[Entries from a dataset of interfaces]

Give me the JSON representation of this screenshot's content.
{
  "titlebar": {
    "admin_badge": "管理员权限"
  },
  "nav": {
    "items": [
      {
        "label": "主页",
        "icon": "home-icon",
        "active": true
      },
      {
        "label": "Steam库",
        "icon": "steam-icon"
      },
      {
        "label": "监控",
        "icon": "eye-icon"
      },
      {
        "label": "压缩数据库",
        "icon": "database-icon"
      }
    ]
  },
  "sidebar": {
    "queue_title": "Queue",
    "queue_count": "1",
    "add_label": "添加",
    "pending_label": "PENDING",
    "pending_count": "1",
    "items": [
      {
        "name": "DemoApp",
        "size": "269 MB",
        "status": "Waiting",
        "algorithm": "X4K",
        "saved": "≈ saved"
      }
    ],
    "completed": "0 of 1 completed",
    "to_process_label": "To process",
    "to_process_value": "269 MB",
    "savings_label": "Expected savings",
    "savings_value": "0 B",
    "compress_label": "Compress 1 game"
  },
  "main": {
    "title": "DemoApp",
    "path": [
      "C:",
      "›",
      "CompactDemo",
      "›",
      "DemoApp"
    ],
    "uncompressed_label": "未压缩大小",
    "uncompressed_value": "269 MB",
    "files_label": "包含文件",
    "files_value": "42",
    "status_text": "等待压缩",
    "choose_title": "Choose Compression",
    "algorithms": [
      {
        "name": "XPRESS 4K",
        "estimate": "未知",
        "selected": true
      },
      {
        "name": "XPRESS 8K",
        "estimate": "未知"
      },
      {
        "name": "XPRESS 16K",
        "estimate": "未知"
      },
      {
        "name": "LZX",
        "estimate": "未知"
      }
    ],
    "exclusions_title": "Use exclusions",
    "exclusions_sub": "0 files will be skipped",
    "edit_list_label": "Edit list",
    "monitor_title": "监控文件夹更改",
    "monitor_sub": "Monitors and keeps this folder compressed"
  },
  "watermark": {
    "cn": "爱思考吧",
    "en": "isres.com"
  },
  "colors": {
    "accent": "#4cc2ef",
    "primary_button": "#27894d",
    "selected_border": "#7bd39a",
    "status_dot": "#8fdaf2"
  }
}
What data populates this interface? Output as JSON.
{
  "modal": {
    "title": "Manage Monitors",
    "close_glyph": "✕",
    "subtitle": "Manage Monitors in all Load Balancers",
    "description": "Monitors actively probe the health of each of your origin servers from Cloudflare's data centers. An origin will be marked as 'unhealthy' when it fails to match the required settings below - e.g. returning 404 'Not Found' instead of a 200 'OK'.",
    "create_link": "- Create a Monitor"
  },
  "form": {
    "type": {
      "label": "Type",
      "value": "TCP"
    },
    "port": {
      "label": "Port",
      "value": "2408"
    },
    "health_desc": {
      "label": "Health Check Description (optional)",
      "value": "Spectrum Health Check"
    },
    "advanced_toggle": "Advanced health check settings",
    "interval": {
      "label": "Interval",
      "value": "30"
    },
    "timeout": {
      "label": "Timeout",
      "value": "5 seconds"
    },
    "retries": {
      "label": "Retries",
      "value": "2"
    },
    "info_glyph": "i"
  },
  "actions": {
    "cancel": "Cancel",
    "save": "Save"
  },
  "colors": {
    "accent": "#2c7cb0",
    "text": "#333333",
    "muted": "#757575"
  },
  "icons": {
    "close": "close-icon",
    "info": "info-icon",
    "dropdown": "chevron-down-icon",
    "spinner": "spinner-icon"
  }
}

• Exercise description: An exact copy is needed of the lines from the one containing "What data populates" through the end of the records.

• Answer to this task:
What data populates this interface? Output as JSON.
{
  "modal": {
    "title": "Manage Monitors",
    "close_glyph": "✕",
    "subtitle": "Manage Monitors in all Load Balancers",
    "description": "Monitors actively probe the health of each of your origin servers from Cloudflare's data centers. An origin will be marked as 'unhealthy' when it fails to match the required settings below - e.g. returning 404 'Not Found' instead of a 200 'OK'.",
    "create_link": "- Create a Monitor"
  },
  "form": {
    "type": {
      "label": "Type",
      "value": "TCP"
    },
    "port": {
      "label": "Port",
      "value": "2408"
    },
    "health_desc": {
      "label": "Health Check Description (optional)",
      "value": "Spectrum Health Check"
    },
    "advanced_toggle": "Advanced health check settings",
    "interval": {
      "label": "Interval",
      "value": "30"
    },
    "timeout": {
      "label": "Timeout",
      "value": "5 seconds"
    },
    "retries": {
      "label": "Retries",
      "value": "2"
    },
    "info_glyph": "i"
  },
  "actions": {
    "cancel": "Cancel",
    "save": "Save"
  },
  "colors": {
    "accent": "#2c7cb0",
    "text": "#333333",
    "muted": "#757575"
  },
  "icons": {
    "close": "close-icon",
    "info": "info-icon",
    "dropdown": "chevron-down-icon",
    "spinner": "spinner-icon"
  }
}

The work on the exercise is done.